Leadership expeditions are an excellent opportunity for students to enhance their future prospects. With the physical challenge of a trek, mental tests like budget management and endless cultural barriers to navigate, they walk away from these experiences transformed on many different levels. Travelling away from home, and mixing with other cultures and friendship groups, is something that can’t be replicated in the classroom – and plays a huge role in the transformation you will see in your students.
Liam Brophy was 14 when he went on a two-week Leadership Expedition to Morocco in 2010. More than a decade on, he believes this experience helped his confidence to grow, inspired his passion for travel and, ultimately, shaped his career. “That trip completely changed me as a person. I was a shy kid, and this was beyond anything I’d ever done before.”

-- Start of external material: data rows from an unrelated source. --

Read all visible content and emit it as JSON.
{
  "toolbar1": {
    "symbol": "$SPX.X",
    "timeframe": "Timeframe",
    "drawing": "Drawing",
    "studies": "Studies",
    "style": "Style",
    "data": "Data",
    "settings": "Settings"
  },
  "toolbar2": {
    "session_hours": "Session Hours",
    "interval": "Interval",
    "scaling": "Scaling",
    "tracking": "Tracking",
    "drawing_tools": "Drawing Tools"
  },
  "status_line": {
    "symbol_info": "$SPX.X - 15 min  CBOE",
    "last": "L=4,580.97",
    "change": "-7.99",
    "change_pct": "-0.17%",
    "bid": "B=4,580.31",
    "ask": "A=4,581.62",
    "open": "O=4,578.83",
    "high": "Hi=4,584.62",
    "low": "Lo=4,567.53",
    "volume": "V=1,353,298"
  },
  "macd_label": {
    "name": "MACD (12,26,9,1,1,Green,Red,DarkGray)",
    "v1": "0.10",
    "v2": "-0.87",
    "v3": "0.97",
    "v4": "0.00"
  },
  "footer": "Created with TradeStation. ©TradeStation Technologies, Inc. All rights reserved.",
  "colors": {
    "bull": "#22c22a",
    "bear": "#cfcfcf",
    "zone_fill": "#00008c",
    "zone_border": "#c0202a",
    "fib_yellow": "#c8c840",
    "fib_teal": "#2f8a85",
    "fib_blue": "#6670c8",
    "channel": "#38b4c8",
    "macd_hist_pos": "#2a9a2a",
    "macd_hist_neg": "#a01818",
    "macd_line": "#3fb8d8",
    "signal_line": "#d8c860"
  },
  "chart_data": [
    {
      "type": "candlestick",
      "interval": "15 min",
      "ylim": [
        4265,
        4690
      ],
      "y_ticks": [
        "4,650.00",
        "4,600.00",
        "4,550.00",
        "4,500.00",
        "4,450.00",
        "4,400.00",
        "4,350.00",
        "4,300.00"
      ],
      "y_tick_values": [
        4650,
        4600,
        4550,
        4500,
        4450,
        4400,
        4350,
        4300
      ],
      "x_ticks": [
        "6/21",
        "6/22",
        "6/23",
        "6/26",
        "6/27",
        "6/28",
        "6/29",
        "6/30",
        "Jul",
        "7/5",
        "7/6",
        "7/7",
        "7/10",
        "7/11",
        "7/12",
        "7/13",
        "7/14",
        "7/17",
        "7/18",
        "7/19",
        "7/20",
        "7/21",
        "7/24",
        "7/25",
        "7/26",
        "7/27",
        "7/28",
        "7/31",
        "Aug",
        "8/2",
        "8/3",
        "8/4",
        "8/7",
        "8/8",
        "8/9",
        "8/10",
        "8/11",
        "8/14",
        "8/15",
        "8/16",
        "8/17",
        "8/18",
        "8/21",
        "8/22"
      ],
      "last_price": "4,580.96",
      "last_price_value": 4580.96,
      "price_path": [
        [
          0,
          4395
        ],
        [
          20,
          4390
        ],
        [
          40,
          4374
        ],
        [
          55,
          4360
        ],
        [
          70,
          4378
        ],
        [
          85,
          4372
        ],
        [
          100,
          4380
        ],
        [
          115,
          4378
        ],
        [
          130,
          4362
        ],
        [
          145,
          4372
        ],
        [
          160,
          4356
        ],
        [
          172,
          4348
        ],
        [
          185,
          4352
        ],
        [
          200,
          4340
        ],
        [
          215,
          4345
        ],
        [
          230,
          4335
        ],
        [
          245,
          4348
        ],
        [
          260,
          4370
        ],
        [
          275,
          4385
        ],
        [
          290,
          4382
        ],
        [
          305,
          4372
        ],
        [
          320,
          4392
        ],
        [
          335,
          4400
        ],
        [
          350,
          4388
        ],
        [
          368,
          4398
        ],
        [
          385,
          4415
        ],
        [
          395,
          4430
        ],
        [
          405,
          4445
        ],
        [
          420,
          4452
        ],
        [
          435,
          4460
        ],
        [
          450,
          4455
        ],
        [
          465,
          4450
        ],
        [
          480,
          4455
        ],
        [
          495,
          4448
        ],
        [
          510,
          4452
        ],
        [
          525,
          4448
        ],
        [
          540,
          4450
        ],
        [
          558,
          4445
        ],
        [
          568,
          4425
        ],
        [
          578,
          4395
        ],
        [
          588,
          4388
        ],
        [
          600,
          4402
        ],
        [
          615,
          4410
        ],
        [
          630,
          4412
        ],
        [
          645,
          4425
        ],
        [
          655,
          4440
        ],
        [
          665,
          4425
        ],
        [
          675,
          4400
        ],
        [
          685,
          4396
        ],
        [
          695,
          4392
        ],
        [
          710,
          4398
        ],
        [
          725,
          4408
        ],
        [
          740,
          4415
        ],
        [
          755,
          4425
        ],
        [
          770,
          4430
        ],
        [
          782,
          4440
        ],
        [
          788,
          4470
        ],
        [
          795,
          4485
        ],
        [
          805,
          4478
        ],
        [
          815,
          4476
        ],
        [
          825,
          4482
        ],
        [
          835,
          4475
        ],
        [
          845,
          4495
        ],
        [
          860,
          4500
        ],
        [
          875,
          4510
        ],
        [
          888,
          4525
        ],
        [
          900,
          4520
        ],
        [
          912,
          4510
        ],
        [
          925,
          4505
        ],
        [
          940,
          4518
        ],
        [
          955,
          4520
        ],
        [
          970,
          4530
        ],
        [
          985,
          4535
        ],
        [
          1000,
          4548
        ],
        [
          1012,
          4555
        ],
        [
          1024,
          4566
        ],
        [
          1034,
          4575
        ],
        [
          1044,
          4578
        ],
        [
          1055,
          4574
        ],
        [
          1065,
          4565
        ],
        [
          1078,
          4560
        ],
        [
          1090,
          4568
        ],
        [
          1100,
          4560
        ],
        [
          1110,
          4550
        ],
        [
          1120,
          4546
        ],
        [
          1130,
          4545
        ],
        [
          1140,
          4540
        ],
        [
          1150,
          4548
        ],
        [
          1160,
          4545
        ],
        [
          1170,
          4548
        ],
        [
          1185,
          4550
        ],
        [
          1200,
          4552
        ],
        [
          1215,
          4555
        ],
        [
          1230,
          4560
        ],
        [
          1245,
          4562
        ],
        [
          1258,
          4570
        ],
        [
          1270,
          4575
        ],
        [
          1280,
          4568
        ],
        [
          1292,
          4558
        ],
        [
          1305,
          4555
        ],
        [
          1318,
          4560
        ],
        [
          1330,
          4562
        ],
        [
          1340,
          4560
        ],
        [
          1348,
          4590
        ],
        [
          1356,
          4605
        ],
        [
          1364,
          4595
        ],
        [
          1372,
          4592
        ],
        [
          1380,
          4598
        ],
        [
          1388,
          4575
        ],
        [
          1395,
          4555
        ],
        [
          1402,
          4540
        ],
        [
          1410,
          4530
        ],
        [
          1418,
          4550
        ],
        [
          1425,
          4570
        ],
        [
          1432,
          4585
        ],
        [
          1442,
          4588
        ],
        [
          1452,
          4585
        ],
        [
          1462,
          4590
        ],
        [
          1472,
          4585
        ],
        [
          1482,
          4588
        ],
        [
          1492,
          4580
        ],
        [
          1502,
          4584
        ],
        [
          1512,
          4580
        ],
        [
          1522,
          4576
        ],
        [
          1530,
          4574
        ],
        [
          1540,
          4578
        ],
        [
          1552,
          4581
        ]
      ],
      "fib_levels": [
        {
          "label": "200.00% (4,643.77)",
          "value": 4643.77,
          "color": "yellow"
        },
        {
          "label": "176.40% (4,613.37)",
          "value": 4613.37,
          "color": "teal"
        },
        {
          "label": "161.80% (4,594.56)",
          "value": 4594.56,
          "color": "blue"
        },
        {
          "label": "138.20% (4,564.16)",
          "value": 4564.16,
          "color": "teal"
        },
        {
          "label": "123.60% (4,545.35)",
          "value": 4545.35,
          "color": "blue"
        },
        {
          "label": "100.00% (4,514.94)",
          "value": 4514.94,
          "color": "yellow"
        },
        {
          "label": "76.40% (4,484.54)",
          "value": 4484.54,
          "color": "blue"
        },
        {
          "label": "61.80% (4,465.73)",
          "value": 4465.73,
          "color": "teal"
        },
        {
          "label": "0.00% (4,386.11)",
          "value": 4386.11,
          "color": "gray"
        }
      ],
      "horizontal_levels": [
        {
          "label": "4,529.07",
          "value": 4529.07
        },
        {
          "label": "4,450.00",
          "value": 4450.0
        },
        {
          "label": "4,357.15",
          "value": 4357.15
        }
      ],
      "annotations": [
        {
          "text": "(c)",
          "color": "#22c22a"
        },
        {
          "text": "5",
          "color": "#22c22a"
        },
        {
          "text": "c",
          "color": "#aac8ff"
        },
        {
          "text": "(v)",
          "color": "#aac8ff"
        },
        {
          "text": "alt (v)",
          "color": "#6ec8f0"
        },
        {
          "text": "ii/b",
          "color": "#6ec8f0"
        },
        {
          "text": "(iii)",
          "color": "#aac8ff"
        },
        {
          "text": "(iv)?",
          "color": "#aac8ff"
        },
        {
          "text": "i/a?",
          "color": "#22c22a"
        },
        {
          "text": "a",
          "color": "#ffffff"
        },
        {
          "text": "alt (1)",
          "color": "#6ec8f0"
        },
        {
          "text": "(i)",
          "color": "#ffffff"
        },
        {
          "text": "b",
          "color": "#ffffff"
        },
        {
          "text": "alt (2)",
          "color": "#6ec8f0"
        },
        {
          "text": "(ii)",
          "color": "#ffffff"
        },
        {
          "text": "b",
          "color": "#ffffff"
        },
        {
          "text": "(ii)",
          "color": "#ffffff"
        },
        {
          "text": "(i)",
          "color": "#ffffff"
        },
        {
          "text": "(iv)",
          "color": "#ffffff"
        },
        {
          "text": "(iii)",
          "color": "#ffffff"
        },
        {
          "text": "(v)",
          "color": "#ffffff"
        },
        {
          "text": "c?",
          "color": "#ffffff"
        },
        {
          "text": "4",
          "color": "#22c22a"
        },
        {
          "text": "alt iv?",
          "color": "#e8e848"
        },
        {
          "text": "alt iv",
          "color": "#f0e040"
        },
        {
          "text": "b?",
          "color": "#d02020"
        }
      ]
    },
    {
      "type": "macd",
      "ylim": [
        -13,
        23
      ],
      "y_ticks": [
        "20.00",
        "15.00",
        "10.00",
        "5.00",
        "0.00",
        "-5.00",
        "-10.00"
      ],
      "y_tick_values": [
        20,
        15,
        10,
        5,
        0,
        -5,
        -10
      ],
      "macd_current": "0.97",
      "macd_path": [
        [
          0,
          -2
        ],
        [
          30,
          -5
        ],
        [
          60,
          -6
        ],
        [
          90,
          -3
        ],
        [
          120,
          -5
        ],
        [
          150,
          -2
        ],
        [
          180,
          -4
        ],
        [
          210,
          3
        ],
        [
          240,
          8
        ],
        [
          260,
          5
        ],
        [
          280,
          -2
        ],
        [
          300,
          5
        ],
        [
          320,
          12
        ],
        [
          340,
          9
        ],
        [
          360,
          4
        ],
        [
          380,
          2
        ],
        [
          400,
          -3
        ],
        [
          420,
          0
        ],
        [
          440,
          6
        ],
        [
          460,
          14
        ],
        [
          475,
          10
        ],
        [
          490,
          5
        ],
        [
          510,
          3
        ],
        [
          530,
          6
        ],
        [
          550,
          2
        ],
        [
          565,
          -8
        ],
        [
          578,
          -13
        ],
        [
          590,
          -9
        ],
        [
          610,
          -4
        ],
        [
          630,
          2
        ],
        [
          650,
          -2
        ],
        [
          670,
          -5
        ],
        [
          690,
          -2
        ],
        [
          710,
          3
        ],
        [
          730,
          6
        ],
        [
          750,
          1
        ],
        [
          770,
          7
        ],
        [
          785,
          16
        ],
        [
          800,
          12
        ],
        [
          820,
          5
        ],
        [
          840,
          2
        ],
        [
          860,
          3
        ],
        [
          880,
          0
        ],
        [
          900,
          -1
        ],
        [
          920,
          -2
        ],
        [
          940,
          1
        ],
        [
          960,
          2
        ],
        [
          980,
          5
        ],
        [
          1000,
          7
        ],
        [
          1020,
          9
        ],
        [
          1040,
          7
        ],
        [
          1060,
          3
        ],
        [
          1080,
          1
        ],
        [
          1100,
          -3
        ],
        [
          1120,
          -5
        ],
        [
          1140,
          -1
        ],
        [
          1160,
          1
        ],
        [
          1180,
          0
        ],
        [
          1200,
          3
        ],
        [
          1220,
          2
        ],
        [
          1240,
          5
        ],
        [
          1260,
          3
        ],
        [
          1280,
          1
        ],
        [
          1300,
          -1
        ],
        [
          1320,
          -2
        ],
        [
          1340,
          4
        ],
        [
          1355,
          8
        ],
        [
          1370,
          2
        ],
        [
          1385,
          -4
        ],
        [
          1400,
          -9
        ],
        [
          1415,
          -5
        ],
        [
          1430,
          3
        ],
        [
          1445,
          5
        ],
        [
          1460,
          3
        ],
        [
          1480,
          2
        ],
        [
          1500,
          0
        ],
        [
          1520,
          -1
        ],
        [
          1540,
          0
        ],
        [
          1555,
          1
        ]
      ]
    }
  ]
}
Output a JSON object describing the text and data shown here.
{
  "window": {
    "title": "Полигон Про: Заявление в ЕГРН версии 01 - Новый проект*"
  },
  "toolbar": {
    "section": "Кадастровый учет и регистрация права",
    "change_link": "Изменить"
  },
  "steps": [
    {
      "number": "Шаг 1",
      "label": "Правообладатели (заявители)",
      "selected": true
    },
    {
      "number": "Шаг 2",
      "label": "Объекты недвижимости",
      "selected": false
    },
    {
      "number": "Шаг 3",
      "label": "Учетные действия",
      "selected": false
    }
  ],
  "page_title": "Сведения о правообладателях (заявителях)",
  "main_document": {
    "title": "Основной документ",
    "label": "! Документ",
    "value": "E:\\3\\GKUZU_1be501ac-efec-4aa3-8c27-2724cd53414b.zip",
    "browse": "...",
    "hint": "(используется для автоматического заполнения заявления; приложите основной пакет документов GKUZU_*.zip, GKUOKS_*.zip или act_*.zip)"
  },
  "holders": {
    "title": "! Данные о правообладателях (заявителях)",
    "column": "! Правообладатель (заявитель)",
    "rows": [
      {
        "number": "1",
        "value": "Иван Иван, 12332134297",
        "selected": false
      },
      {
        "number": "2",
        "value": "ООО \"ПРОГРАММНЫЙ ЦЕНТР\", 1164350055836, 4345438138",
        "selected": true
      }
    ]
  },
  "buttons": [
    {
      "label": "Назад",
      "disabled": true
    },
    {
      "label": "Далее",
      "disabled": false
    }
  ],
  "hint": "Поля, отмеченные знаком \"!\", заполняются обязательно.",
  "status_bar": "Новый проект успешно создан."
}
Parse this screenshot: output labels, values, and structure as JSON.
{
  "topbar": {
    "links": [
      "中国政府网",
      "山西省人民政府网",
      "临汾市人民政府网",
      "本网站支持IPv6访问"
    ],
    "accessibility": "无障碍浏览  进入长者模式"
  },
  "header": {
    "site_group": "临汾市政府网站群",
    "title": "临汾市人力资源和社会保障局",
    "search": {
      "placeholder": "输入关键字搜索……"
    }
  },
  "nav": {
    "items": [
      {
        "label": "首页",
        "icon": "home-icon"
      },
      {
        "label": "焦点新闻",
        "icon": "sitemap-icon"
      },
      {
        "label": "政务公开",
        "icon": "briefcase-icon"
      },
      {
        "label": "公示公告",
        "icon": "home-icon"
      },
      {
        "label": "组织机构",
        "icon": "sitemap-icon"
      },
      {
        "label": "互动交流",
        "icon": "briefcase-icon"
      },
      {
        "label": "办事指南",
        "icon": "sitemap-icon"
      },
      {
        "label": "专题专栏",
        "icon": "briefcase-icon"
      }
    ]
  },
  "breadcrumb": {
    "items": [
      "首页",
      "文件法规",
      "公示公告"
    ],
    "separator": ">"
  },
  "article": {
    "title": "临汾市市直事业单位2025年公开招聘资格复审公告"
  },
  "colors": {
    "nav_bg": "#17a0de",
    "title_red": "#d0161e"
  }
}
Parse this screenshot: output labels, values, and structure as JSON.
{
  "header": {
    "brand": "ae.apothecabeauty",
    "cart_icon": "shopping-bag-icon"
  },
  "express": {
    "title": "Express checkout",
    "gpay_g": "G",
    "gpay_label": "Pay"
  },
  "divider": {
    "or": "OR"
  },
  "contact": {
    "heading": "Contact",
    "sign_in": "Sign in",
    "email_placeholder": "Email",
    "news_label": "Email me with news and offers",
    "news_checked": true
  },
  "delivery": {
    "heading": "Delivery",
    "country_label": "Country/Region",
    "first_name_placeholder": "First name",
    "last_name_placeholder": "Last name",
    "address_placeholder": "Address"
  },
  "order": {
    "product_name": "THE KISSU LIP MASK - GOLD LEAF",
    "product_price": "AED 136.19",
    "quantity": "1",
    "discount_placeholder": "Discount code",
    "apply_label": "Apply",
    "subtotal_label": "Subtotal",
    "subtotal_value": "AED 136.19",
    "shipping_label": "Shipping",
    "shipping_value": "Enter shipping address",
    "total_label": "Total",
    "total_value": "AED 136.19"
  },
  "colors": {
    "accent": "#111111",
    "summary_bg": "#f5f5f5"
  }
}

Stepping outside of his comfort zone, trekking through the Atlas Mountains and living alongside a remote Berber community, Liam tested himself in a way that no school environment could. “I learned valuable life skills that, as someone not so academic, I wouldn’t have gained from an exam,” he said. “I returned home more confident, and better able to communicate with adults. My mum said that in those two weeks, I changed from a boy to a young man. She said the change was astronomical in such a short space of time.”
Students run the show
Allowing students to take the reins on an expedition has a transformative effect, according to one of our travelling teachers. “The students have to do everything, from managing the budget to cooking for themselves. We, the teachers, support them, but they run the show,” she said.
“In Iceland, our students were camping and had to cook their own food throughout the trip. Cooking for 17 people on three stoves is harder than you think. So when they created something that everyone actually enjoyed, it may seem like a small win, but it was massive for them. They were so proud of themselves. This kind of hands-on experience not only fosters independence and teamwork but also aligns with the principles of sustainable travel. Encouraging students to manage resources efficiently and appreciate the value of self-sufficiency contributes to a more environmentally conscious approach to exploring the world.
After an expedition, many of this customer’s students were “completely different”, offering to lead school assemblies about the trip where before they would have been too shy. “Many students arrive quiet, and not confident to contribute to the group, and by the end, they are leading the team,” she said. “They have done something completely alien to them, with people they might not normally mix with. These trips have an impact not just on students’ careers, but on their lives in general.”
Cultivating entrepreneurial skills from the get-go
The journey into leadership frequently commences prior to the commencement of the student expedition, as fundraising introduces an entrepreneurial dimension. Liam Brophy, for instance, independently raised the entire fund required for his Morocco expedition. He accomplished this feat by organizing a sponsored triathlon and undertaking various tasks for neighbors, which included dog walking and car washing.
Jaimee Relph raised her entire trip fee for an expedition to North India when she was 16. Now aged 23, and still involved with World Challenge, she still sees fundraising as a major part of expeditions. “You appreciate the value of how much it costs to go more, and so you get much more out of the trip by jumping on all of the opportunities offered in-country because you worked so hard to get there. Pushing yourself to fundraise allows you to develop invaluable skills before you have even left the country ” she said.
Tapping into the entrepreneurial side of things can feed into project management on the expedition, and in later experiences. For Jaimee, this revealed itself during the community-led project phase of her expedition. She said: “We had a budget to spend on renovations for a community youth centre and working out how we could have the biggest impact with this budget in a short timeframe required creativity and local collaboration.”
“Negotiating prices with locals, whilst buying and organising the transport of building materials in central India, I was completely out of my comfort zone, but the commitment and drive the team showed meant we pushed ourselves – which is when we really developed. Looking back at the context we were in, and the tight timeframe we had to work with makes it even more rewarding that we pulled it off.”
Finding their place
Jaimee, who whilst training to become a leader now assists on expeditions, sees students develop their confidence and characters massively in the short space of a trip. “Each person learns what they bring to the team that’s unique. Maybe you’re the reliable shoulder to lean on, the person who teaches all the card games in the evening, or the one who’s really good at communicating with the locals. Or perhaps you’re the joker who keeps group morale up on day three of a tough trek. Everyone manages to find their place in the team,” she said.
For Jaimee, Leadership Expeditions not only develop students’ confidence and resilience but also offer a crucial insight into challenges faced in different parts of the world. “If you have never seen the issues faced, you can’t relate to them,” she said. “One thing that always stands out for me is the number of fundamental similarities that you have with those you meet in-country. This is so important when trying to understand and make an impact in the world you live in. Leadership Expeditions enable students to form their own opinions on global challenges, after seeing issues first-hand. I have seen it give young people a fire in their belly to take action about injustices in the world.”
Written by Ellie Ross